#### WORK REQUEST
Only lines holding "있습니다" are wanted; copy each of them from the records below.

#### Dataset rows describing interfaces
--------------------------------

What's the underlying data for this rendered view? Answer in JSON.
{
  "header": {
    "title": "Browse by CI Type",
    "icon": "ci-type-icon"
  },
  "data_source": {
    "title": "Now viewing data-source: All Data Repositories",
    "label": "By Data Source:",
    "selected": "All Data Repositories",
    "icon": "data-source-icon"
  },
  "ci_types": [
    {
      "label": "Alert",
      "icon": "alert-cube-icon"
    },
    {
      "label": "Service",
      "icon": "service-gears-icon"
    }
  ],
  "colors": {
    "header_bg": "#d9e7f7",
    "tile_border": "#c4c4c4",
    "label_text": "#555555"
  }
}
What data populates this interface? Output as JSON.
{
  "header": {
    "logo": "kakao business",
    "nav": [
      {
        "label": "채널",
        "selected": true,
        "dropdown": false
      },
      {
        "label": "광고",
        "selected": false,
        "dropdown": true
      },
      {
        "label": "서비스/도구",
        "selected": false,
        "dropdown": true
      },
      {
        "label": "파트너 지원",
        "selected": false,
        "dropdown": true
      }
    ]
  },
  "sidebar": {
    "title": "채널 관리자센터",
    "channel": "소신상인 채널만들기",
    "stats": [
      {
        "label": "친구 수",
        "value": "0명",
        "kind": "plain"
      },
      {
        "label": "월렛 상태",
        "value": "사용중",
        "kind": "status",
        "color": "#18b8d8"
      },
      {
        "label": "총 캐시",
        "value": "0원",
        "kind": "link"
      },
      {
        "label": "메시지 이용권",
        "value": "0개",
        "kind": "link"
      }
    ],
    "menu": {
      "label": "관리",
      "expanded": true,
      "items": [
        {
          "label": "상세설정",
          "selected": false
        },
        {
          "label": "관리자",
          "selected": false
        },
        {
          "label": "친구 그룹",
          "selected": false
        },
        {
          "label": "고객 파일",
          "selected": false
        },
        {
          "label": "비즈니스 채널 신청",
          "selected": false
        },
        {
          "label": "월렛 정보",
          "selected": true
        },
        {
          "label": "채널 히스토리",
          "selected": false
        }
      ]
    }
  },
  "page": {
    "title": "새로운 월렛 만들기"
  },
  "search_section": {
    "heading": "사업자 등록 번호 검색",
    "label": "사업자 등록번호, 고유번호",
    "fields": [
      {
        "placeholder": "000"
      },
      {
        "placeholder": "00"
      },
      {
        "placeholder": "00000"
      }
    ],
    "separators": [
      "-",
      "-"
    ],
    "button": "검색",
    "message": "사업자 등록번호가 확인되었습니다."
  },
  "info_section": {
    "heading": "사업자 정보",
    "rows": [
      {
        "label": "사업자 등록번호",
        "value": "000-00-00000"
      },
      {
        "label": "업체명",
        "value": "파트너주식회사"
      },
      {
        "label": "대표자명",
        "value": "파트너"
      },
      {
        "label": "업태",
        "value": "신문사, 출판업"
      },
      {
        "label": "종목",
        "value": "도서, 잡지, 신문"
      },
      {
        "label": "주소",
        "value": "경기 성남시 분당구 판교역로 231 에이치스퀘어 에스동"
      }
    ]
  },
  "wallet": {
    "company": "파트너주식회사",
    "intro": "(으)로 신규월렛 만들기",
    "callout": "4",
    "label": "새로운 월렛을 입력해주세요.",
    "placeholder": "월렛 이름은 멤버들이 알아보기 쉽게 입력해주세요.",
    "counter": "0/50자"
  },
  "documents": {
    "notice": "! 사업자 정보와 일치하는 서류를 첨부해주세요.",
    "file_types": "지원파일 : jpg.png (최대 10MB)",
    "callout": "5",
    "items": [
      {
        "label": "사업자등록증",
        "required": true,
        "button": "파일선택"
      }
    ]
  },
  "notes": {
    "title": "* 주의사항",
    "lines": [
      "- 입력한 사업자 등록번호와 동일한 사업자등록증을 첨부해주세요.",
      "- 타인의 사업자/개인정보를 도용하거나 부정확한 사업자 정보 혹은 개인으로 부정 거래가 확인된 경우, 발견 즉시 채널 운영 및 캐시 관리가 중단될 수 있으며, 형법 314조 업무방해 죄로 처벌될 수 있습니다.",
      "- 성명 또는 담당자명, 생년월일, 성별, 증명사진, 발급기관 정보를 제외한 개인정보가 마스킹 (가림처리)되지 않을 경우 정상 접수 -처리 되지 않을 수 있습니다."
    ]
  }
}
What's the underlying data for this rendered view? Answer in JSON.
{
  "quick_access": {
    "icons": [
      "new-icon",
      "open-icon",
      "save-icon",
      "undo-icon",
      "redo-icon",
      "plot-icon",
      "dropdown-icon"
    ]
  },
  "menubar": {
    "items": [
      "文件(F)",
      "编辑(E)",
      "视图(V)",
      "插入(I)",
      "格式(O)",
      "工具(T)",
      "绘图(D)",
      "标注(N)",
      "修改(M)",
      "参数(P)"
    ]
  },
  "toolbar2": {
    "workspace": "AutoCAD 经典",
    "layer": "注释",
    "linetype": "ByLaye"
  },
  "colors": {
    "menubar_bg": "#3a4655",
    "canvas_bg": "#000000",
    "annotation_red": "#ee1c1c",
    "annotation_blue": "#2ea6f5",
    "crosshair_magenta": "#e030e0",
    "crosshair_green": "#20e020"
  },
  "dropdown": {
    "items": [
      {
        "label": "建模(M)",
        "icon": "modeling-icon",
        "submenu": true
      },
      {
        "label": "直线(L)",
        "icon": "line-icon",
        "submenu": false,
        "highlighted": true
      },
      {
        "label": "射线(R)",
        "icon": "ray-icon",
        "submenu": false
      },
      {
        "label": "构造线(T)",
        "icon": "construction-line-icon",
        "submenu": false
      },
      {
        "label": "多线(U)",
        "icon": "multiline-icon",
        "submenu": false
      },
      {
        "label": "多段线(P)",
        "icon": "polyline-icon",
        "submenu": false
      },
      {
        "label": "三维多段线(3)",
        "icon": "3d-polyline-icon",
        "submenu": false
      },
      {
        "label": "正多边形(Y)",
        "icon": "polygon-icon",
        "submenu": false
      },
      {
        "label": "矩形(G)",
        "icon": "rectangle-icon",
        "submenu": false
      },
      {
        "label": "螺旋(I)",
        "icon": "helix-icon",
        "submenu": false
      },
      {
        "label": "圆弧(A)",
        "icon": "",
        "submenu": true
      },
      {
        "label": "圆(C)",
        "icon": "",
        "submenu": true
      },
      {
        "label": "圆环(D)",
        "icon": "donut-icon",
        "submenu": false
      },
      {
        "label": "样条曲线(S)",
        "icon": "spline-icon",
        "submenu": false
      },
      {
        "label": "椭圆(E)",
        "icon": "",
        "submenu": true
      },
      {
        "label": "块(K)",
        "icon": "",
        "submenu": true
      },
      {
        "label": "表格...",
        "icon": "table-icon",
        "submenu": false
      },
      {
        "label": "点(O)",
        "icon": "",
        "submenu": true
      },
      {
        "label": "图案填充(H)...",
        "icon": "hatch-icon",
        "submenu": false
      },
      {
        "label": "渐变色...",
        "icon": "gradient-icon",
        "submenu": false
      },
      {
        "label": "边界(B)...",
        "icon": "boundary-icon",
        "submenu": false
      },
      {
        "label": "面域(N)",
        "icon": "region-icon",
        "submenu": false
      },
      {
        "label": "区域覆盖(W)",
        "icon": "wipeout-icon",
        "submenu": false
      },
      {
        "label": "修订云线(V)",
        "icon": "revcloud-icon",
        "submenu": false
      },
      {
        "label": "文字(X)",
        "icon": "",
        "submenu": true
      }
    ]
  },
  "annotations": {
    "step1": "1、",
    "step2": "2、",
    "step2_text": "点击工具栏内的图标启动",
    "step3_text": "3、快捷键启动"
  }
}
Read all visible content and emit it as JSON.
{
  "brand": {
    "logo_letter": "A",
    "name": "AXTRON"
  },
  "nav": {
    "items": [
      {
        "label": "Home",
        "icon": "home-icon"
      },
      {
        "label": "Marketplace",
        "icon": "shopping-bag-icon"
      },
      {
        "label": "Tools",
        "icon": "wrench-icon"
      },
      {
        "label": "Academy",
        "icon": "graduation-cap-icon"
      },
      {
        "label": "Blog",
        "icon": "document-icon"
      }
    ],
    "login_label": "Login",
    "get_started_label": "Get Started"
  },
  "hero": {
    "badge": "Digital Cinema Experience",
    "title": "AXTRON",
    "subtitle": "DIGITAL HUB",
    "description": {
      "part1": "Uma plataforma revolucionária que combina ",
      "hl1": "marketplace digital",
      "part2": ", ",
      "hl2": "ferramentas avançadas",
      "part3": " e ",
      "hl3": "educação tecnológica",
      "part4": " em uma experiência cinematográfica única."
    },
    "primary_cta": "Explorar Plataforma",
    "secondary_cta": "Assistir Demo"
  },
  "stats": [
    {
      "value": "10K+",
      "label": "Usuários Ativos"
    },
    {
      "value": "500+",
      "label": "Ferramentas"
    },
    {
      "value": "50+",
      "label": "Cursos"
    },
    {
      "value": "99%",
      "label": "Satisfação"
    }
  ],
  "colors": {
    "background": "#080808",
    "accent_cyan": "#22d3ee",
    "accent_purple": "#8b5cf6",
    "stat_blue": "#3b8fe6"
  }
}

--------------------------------

#### SOLUTION TO THIS EXERCISE
      "- 타인의 사업자/개인정보를 도용하거나 부정확한 사업자 정보 혹은 개인으로 부정 거래가 확인된 경우, 발견 즉시 채널 운영 및 캐시 관리가 중단될 수 있으며, 형법 314조 업무방해 죄로 처벌될 수 있습니다.",
      "- 성명 또는 담당자명, 생년월일, 성별, 증명사진, 발급기관 정보를 제외한 개인정보가 마스킹 (가림처리)되지 않을 경우 정상 접수 -처리 되지 않을 수 있습니다."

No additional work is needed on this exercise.